Excerpts from an interface dataset:
========
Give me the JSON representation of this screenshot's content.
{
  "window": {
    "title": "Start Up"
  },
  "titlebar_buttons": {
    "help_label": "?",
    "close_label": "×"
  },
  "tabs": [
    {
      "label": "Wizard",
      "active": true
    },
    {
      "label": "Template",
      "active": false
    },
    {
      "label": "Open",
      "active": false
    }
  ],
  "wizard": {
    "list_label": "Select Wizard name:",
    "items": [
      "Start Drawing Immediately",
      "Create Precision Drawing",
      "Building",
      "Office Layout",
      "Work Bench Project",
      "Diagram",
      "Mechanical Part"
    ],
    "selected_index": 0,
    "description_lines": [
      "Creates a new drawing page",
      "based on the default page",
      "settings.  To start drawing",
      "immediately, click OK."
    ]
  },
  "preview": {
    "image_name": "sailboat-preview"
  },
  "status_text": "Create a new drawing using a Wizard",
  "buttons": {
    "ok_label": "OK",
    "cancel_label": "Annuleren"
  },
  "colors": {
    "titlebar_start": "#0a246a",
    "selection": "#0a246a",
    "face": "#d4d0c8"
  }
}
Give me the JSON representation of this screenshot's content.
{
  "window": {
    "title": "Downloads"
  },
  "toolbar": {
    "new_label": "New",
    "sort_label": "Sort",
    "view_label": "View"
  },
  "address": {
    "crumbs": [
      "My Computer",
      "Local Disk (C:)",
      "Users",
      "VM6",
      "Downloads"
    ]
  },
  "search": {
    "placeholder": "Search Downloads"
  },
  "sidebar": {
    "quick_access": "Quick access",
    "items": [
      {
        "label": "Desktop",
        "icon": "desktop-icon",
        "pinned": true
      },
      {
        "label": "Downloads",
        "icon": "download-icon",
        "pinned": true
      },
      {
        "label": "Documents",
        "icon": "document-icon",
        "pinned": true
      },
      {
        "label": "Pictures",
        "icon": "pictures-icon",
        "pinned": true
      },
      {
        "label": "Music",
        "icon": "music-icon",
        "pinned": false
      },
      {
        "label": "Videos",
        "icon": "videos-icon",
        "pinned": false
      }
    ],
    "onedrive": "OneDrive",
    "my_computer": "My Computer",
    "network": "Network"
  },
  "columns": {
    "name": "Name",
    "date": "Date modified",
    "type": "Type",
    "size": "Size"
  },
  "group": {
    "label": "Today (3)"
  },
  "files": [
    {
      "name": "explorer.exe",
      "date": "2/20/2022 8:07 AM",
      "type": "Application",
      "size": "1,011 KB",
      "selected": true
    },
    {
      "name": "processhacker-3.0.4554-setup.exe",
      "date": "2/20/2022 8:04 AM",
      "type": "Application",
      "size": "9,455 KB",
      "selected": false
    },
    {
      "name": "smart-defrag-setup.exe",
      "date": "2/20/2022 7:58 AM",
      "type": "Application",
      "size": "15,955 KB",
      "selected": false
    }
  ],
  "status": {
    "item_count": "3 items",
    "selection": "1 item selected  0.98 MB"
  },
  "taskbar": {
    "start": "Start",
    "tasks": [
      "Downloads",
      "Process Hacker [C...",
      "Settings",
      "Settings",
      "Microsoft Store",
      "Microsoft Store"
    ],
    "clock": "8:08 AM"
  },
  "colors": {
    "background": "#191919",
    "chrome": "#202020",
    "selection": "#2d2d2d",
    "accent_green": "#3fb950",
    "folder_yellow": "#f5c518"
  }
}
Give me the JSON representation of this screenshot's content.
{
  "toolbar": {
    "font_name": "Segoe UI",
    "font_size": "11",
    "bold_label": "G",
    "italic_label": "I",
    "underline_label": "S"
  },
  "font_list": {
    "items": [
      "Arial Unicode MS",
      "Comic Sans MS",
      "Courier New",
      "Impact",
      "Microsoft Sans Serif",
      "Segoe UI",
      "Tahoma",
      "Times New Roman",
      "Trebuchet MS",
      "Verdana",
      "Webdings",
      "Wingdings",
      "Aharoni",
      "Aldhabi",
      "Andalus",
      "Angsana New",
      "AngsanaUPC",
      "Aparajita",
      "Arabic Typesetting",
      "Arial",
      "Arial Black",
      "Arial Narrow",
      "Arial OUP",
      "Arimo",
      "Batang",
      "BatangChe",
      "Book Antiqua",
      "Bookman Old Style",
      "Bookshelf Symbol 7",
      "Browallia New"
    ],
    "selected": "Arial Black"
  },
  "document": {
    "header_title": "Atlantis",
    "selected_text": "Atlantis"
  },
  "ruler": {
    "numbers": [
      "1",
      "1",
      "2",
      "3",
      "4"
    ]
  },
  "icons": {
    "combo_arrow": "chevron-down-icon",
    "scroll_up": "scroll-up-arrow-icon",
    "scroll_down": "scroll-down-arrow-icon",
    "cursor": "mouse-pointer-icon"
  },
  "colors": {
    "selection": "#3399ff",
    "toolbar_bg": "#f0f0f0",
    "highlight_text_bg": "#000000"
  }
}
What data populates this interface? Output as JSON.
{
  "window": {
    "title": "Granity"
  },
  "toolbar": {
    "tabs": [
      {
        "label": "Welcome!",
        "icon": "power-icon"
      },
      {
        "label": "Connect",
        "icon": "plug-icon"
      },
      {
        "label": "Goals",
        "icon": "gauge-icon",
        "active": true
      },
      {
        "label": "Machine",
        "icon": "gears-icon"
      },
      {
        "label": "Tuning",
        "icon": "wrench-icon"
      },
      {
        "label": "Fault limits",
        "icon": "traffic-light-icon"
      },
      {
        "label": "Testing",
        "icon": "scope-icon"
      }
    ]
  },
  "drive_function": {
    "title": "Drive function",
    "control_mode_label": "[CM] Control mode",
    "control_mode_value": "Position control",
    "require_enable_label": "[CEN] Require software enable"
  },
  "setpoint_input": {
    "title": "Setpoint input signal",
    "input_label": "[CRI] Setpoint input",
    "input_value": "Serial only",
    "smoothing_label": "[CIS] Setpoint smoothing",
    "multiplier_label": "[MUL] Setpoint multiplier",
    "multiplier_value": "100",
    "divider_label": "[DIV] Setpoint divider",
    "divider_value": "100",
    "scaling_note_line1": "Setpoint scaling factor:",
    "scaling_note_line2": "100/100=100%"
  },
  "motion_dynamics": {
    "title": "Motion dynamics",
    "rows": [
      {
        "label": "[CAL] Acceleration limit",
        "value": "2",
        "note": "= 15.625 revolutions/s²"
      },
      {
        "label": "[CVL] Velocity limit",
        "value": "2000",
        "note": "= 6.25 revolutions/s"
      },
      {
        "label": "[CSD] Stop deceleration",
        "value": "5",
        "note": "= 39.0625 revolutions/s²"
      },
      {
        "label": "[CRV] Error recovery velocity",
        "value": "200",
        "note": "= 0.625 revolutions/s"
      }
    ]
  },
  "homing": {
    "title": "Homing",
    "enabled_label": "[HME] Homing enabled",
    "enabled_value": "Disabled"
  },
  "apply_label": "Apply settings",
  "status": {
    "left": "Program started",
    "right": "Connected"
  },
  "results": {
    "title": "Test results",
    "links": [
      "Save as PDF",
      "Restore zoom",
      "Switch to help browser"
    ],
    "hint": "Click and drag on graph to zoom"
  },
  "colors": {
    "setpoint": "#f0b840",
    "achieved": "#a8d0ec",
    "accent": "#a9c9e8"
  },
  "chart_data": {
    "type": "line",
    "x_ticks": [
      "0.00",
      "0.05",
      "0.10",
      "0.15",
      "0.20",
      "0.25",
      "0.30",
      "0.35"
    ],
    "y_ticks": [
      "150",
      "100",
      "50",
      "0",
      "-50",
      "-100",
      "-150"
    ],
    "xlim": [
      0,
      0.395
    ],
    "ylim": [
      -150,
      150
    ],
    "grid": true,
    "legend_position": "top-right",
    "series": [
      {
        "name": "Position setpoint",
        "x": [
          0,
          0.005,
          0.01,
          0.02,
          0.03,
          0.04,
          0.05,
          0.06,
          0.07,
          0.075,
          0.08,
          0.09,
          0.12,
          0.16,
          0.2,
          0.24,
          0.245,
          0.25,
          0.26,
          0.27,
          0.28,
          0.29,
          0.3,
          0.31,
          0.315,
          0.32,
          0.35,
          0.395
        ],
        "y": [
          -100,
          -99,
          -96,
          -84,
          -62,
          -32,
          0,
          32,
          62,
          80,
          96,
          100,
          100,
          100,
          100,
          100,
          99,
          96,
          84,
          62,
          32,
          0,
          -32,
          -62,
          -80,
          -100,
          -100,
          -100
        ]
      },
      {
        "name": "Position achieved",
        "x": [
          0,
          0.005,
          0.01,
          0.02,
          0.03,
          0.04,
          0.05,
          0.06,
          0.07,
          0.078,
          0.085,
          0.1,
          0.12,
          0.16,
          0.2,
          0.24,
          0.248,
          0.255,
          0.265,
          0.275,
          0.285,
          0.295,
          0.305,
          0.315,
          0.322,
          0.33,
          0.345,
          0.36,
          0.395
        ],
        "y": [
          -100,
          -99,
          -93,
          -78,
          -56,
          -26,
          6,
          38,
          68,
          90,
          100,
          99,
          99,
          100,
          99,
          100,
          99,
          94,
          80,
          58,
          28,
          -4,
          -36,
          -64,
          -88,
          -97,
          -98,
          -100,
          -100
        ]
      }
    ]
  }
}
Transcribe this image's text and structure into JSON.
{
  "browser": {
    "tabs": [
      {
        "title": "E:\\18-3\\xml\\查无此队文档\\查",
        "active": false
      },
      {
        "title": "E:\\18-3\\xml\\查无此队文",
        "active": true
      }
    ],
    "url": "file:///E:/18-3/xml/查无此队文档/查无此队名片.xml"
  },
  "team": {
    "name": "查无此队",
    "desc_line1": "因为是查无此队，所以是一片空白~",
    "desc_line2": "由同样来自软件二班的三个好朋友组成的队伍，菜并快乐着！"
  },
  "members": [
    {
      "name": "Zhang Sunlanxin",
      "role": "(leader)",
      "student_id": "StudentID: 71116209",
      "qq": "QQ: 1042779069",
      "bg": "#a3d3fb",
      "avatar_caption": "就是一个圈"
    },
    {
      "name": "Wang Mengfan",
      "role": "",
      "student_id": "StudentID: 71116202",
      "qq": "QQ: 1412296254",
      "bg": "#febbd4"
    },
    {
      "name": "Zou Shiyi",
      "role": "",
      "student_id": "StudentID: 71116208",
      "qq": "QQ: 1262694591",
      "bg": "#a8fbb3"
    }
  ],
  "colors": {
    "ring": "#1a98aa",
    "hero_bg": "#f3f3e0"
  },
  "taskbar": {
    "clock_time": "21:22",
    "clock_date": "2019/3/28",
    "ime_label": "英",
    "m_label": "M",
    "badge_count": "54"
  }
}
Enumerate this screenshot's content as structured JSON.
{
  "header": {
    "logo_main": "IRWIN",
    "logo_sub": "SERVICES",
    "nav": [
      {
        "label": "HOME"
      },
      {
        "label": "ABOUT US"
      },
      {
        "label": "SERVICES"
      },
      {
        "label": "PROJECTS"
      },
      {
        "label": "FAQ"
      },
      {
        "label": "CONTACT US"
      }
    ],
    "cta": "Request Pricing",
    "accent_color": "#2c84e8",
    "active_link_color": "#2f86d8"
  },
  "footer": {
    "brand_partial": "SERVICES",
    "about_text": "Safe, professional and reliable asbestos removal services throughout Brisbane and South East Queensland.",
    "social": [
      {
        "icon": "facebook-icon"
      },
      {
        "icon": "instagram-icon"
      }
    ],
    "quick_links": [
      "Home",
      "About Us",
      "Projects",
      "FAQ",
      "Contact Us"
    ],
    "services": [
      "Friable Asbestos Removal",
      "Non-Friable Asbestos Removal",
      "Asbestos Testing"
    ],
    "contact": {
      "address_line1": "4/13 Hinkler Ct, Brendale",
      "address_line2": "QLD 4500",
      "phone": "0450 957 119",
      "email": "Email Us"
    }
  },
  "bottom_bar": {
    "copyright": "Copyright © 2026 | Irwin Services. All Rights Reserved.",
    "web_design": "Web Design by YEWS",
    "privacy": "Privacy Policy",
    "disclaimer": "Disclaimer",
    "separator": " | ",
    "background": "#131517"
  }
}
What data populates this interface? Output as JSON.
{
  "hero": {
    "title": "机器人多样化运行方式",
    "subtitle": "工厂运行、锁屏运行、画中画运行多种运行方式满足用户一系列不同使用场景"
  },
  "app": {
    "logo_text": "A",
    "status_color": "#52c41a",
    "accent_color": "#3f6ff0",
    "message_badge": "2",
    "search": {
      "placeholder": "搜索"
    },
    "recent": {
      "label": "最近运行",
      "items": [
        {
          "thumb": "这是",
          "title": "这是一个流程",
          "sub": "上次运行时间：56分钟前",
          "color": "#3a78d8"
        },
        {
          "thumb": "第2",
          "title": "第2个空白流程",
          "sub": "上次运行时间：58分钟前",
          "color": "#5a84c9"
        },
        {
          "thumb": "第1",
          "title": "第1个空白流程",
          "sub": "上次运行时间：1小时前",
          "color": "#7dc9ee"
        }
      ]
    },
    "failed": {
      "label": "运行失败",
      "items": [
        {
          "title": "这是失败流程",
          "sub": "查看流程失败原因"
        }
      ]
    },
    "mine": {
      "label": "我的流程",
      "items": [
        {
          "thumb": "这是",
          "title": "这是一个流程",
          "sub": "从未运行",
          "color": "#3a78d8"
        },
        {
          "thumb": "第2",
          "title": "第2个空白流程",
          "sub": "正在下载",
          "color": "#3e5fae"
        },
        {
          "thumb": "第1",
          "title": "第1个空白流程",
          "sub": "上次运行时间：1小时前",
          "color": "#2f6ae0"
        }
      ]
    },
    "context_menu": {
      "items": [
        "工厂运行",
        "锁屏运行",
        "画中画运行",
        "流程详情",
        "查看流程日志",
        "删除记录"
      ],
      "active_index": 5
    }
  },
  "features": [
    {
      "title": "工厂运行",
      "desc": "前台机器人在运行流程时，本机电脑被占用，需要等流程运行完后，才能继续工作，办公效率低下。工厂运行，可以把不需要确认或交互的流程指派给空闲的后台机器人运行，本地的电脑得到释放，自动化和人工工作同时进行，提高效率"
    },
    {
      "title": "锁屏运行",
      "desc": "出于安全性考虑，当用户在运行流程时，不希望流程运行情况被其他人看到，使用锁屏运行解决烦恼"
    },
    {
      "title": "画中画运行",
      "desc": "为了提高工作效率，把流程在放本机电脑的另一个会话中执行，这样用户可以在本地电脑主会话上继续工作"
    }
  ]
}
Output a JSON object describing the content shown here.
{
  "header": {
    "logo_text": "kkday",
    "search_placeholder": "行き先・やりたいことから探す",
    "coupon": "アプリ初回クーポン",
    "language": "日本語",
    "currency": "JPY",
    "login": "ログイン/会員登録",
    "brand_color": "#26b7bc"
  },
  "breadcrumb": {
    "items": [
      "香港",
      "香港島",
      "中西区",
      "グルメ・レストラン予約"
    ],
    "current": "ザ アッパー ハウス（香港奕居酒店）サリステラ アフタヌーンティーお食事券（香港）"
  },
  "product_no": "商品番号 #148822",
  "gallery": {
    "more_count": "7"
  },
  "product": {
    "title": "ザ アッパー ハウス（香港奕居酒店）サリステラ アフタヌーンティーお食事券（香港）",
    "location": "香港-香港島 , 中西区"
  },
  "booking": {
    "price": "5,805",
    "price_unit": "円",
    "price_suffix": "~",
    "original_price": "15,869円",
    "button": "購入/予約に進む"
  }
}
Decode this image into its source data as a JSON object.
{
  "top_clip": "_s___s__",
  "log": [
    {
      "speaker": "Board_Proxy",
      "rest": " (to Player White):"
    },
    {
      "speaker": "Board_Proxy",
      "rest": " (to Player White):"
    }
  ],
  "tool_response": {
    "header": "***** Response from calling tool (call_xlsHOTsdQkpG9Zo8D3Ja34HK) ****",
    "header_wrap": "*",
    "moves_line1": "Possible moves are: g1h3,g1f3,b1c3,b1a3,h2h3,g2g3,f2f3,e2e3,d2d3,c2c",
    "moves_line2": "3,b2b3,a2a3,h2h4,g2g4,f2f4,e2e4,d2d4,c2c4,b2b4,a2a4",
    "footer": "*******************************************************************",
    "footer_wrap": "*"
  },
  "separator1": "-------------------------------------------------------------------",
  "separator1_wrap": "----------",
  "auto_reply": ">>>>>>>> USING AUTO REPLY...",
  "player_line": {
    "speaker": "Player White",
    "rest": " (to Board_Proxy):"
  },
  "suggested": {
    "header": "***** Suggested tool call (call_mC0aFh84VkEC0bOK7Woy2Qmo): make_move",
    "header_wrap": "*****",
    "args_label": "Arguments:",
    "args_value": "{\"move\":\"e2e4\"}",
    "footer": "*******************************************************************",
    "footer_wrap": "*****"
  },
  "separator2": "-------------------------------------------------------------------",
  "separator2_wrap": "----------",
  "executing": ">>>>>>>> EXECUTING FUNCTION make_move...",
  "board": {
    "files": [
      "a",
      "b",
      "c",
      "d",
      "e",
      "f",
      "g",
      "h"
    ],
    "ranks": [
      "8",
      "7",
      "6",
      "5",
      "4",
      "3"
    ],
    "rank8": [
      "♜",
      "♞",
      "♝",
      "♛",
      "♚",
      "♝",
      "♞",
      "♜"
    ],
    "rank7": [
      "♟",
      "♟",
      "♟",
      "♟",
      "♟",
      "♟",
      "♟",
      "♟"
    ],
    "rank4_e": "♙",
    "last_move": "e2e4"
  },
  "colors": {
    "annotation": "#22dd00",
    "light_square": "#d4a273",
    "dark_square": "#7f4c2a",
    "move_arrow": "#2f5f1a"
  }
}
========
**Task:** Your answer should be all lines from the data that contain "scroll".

**Output for this task:**
    "scroll_up": "scroll-up-arrow-icon",
    "scroll_down": "scroll-down-arrow-icon",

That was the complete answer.